-- Opening Marker --
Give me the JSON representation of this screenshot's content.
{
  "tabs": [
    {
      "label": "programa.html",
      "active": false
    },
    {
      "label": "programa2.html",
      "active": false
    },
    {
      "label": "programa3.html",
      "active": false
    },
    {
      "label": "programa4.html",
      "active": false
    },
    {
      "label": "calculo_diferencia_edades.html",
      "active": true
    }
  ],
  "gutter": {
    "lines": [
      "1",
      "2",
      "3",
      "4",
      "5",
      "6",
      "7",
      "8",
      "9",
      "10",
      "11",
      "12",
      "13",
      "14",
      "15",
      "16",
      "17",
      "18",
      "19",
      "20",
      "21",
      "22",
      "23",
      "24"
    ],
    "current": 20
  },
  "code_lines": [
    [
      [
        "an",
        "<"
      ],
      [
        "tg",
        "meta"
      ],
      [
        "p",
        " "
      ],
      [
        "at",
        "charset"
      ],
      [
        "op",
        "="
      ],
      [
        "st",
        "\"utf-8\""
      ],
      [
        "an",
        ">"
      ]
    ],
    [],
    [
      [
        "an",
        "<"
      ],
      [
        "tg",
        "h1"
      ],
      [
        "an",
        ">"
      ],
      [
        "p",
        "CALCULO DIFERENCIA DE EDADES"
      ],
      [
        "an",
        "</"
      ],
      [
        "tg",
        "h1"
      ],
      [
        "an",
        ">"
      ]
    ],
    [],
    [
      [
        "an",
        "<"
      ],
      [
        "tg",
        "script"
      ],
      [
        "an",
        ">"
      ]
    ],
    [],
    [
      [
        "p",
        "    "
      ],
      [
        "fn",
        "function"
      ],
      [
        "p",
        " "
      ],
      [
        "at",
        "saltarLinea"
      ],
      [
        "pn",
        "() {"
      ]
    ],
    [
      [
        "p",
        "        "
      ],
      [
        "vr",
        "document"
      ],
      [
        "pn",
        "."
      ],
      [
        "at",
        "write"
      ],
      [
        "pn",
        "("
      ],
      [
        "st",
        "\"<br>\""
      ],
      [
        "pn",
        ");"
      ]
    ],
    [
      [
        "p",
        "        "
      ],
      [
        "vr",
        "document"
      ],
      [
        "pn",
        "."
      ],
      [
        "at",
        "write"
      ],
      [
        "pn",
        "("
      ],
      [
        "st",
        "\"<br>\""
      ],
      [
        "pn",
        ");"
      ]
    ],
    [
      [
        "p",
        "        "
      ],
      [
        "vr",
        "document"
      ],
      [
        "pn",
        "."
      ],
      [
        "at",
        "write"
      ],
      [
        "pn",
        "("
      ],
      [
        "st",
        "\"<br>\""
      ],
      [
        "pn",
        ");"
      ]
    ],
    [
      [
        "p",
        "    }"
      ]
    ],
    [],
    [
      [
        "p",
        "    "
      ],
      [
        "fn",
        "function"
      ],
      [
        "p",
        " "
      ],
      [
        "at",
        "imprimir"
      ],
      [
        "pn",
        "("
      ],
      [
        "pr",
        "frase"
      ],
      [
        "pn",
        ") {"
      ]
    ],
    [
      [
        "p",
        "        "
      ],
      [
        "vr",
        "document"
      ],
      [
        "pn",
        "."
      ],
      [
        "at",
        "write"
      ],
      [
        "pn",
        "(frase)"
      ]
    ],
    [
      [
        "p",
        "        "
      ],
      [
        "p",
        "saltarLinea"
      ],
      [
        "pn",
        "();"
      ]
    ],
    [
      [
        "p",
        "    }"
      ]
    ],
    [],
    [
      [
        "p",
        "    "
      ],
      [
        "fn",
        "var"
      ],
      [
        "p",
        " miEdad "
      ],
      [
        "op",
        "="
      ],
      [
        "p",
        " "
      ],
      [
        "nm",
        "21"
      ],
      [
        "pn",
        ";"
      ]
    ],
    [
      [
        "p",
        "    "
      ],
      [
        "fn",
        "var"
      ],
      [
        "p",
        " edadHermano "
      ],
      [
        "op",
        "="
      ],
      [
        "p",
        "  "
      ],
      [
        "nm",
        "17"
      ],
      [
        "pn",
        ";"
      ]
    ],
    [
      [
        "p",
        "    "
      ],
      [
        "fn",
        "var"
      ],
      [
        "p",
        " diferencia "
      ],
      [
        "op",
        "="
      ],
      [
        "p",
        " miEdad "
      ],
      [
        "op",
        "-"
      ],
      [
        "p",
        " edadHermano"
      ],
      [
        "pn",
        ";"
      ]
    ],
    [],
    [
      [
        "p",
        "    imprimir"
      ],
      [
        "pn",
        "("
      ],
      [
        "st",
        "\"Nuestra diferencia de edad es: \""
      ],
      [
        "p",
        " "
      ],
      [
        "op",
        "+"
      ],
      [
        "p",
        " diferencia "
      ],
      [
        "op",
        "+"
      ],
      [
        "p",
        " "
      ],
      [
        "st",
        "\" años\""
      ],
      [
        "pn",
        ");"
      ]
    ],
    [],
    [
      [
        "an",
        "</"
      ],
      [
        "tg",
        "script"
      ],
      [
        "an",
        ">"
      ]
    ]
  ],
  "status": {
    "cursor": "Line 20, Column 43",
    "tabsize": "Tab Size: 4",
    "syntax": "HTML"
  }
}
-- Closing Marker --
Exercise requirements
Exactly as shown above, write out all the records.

Output of the task
Give me the JSON representation of this screenshot's content.
{
  "tabs": [
    {
      "label": "programa.html",
      "active": false
    },
    {
      "label": "programa2.html",
      "active": false
    },
    {
      "label": "programa3.html",
      "active": false
    },
    {
      "label": "programa4.html",
      "active": false
    },
    {
      "label": "calculo_diferencia_edades.html",
      "active": true
    }
  ],
  "gutter": {
    "lines": [
      "1",
      "2",
      "3",
      "4",
      "5",
      "6",
      "7",
      "8",
      "9",
      "10",
      "11",
      "12",
      "13",
      "14",
      "15",
      "16",
      "17",
      "18",
      "19",
      "20",
      "21",
      "22",
      "23",
      "24"
    ],
    "current": 20
  },
  "code_lines": [
    [
      [
        "an",
        "<"
      ],
      [
        "tg",
        "meta"
      ],
      [
        "p",
        " "
      ],
      [
        "at",
        "charset"
      ],
      [
        "op",
        "="
      ],
      [
        "st",
        "\"utf-8\""
      ],
      [
        "an",
        ">"
      ]
    ],
    [],
    [
      [
        "an",
        "<"
      ],
      [
        "tg",
        "h1"
      ],
      [
        "an",
        ">"
      ],
      [
        "p",
        "CALCULO DIFERENCIA DE EDADES"
      ],
      [
        "an",
        "</"
      ],
      [
        "tg",
        "h1"
      ],
      [
        "an",
        ">"
      ]
    ],
    [],
    [
      [
        "an",
        "<"
      ],
      [
        "tg",
        "script"
      ],
      [
        "an",
        ">"
      ]
    ],
    [],
    [
      [
        "p",
        "    "
      ],
      [
        "fn",
        "function"
      ],
      [
        "p",
        " "
      ],
      [
        "at",
        "saltarLinea"
      ],
      [
        "pn",
        "() {"
      ]
    ],
    [
      [
        "p",
        "        "
      ],
      [
        "vr",
        "document"
      ],
      [
        "pn",
        "."
      ],
      [
        "at",
        "write"
      ],
      [
        "pn",
        "("
      ],
      [
        "st",
        "\"<br>\""
      ],
      [
        "pn",
        ");"
      ]
    ],
    [
      [
        "p",
        "        "
      ],
      [
        "vr",
        "document"
      ],
      [
        "pn",
        "."
      ],
      [
        "at",
        "write"
      ],
      [
        "pn",
        "("
      ],
      [
        "st",
        "\"<br>\""
      ],
      [
        "pn",
        ");"
      ]
    ],
    [
      [
        "p",
        "        "
      ],
      [
        "vr",
        "document"
      ],
      [
        "pn",
        "."
      ],
      [
        "at",
        "write"
      ],
      [
        "pn",
        "("
      ],
      [
        "st",
        "\"<br>\""
      ],
      [
        "pn",
        ");"
      ]
    ],
    [
      [
        "p",
        "    }"
      ]
    ],
    [],
    [
      [
        "p",
        "    "
      ],
      [
        "fn",
        "function"
      ],
      [
        "p",
        " "
      ],
      [
        "at",
        "imprimir"
      ],
      [
        "pn",
        "("
      ],
      [
        "pr",
        "frase"
      ],
      [
        "pn",
        ") {"
      ]
    ],
    [
      [
        "p",
        "        "
      ],
      [
        "vr",
        "document"
      ],
      [
        "pn",
        "."
      ],
      [
        "at",
        "write"
      ],
      [
        "pn",
        "(frase)"
      ]
    ],
    [
      [
        "p",
        "        "
      ],
      [
        "p",
        "saltarLinea"
      ],
      [
        "pn",
        "();"
      ]
    ],
    [
      [
        "p",
        "    }"
      ]
    ],
    [],
    [
      [
        "p",
        "    "
      ],
      [
        "fn",
        "var"
      ],
      [
        "p",
        " miEdad "
      ],
      [
        "op",
        "="
      ],
      [
        "p",
        " "
      ],
      [
        "nm",
        "21"
      ],
      [
        "pn",
        ";"
      ]
    ],
    [
      [
        "p",
        "    "
      ],
      [
        "fn",
        "var"
      ],
      [
        "p",
        " edadHermano "
      ],
      [
        "op",
        "="
      ],
      [
        "p",
        "  "
      ],
      [
        "nm",
        "17"
      ],
      [
        "pn",
        ";"
      ]
    ],
    [
      [
        "p",
        "    "
      ],
      [
        "fn",
        "var"
      ],
      [
        "p",
        " diferencia "
      ],
      [
        "op",
        "="
      ],
      [
        "p",
        " miEdad "
      ],
      [
        "op",
        "-"
      ],
      [
        "p",
        " edadHermano"
      ],
      [
        "pn",
        ";"
      ]
    ],
    [],
    [
      [
        "p",
        "    imprimir"
      ],
      [
        "pn",
        "("
      ],
      [
        "st",
        "\"Nuestra diferencia de edad es: \""
      ],
      [
        "p",
        " "
      ],
      [
        "op",
        "+"
      ],
      [
        "p",
        " diferencia "
      ],
      [
        "op",
        "+"
      ],
      [
        "p",
        " "
      ],
      [
        "st",
        "\" años\""
      ],
      [
        "pn",
        ");"
      ]
    ],
    [],
    [
      [
        "an",
        "</"
      ],
      [
        "tg",
        "script"
      ],
      [
        "an",
        ">"
      ]
    ]
  ],
  "status": {
    "cursor": "Line 20, Column 43",
    "tabsize": "Tab Size: 4",
    "syntax": "HTML"
  }
}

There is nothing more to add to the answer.